There's a good reason for speed limits and with 68 dead on our roads last year it's time that we started to obey them
Many motorists who read our story today of the more than 43,500 drivers caught speeding in 2016, generating an estimated £2.6m in fines, will think to themselves that speed cameras are only installed as a way of raising revenue.
But they should bear in mind that there were actually less cameras deployed last year, showing that it is driver behaviour rather than a deliberate attempt to catch the unwary which is the reason for the increase.
Another factor in the increase is a lowering of the discretionary excess speed which is now accepted. Some offenders will say that they were only slightly over the limit - and it should be noted that two-thirds of those caught were driving in 30mph zones, typically built-up areas where it is easiest to break the limit.
However, the reality is that limits are imposed for a reason - they are thought to be the safe speed at which to drive in certain areas and should be observed as such.
It is also worth noting that the most prolific offenders are those in the 40-54 age range, people who should actually know better.
By comparison, the often quoted boy racers, those aged under 25, were only responsible for 9% of offences.
Northern Ireland traditionally had a bad road death record and, while it has improved dramatically from the worst days, 68 people were killed last year and thousands injured in traffic accidents.
Speed is consistently one of the main causes of accidents involving injury and death and there are many homes in the province still grieving the loss of a loved one who died through excessive speeding, either their own or by the person who killed them.

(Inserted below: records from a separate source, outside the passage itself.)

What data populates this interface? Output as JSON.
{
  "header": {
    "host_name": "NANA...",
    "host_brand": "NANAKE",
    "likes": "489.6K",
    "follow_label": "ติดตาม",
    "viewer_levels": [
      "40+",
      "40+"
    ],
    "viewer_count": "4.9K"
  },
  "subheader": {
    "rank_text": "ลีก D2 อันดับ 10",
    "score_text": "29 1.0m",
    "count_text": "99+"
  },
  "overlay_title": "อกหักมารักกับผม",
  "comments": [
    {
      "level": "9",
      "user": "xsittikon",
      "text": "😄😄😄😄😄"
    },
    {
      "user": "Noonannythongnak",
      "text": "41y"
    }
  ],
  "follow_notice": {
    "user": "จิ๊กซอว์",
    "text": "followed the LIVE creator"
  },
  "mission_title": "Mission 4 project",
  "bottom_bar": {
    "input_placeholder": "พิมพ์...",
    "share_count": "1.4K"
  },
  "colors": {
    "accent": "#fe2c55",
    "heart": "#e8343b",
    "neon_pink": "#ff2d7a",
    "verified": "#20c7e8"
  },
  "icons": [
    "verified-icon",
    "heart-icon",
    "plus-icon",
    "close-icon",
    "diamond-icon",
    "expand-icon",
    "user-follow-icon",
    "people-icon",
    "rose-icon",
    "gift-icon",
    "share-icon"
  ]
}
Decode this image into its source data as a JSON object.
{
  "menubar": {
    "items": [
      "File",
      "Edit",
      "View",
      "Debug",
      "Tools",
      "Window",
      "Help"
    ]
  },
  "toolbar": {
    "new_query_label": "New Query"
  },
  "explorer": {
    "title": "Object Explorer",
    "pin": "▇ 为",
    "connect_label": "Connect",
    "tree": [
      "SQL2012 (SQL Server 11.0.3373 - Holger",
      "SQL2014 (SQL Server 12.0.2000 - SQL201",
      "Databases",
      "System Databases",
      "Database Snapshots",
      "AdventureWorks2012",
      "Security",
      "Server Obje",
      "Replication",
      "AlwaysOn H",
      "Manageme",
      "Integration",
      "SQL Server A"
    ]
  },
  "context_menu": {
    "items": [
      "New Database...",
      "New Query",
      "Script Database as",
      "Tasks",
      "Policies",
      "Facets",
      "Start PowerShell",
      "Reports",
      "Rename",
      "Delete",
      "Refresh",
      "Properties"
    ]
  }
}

Speed cameras obviously are an effective way of detecting those breaking the speed limit or as happened in 314 cases, jumping red lights, another very dangerous manoeuvre.
Ultimately, drivers have a sure-fire way of making sure they don't become a speeding statistic - lifting their foot off the accelerator.